It’d be easier on him to have someone else coordinate all the work certainly. Yet he’s been unsuccessful in finding anyone to willing to do it. If he can find reputable tradespeople to begin on this or that they may also be able to refer other tradespeople for other projects as well.
Times awaisting, busy season coming up don’t spin your wheels waiting to find one person to do it all, they’re probably booked up by now!
Buy a front door and have the company install it.
Find a junk hauler have them haul away the junk.
Etc etc

That’s what I’d do ymmv

For some of the smaller jobs, like replacing the front door, look for a local handyman rather than a general contractor. Then, once you’ve established a good relationship with him, ask him about some of your bigger jobs and see if there is someone he could recommend.

As a General Contractor, I can tell you, finding the right contractor is hard.

Not only do you need a skilled, reliable contractor, you need one that is good at the task you need done. Not just that they have the skills, but the proficiency to be successful at it. Narrows the feild a lot.

We use a lot of sub trades. They come and go somewhat. We had subs we used for years and then things went south, their performance tanked for whatever reason. We have lots that start out really good on a couple jobs and then go south. Generally we find a good trade, try to identify what they do well / like and use them for that. We have several plumbers, several electricians, painters, etc. They all have their strengths, but the main thing is they are reliable. Good carpenters are the hardest to find.

My best advice is you ask lots of questions, and if someone doesn’t seem interested, ask if the know who might.

We have had good luck using contractors that friends (especially our friends who are also the real estate agents who handled our house and condo transactions) have recommended. The one guy we have used for almost any project of any size that we have done, including our recent kitchen renovation that I posted a thread about, doesn’t advertise at all. He has no website, no Facebook page, nothing but some business cards. You will not find him on any review sites. All his work comes from word-of-mouth, prior clients, and some local property management companies. He is not fabulous at writing detailed contracts that spell out every single thing, but he gets shit done and at half the price of the other kitchen estimate we got. He shows up when he says he is going to and does his job with no drama. If you’re in the Chicago area, I am happy to pass along his contact info.

(as far as how we tested him out, the first job we hired him for was refinishing/repairing the kitchen floor in a condo we were preparing to put on the market. We then hired him for a few other smallish jobs - replacing a door, repainting exterior window trim, refinishing floors/repairing flooring around the radiators we removed) when we bought our house. The kitchen was a leap of faith but we are thrilled with how it came out.)

This is so kind, thank you! Unfortunately I’m not, but you’ve given me the idea to reach out to a real estate professional we know.

I found the best one (so far) by talking to my insurance agent.
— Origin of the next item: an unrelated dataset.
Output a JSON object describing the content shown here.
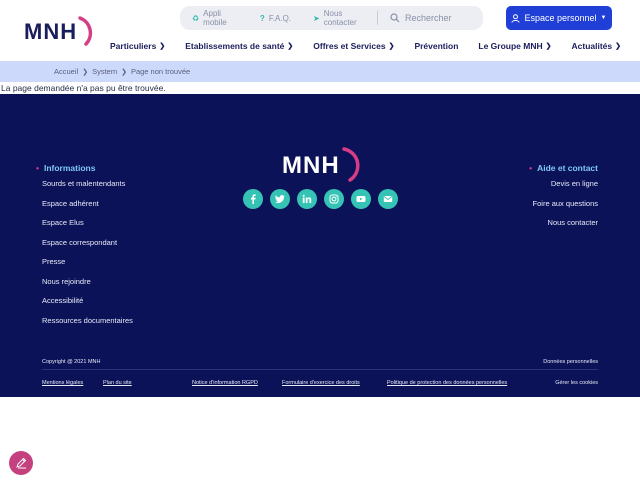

He sees a lot of them come and go, and knows which are providing the best results for his clients’ claims. I had months of repair work two years ago following a bad storm, and we were actually really pleased with the quality and timeliness of the work that was done. The GC handled almost everything.

Edit to add: Agent is independent, and we’ve known him for a long time. I can see situations where an insurance agent’s priorities might not align with the OPs.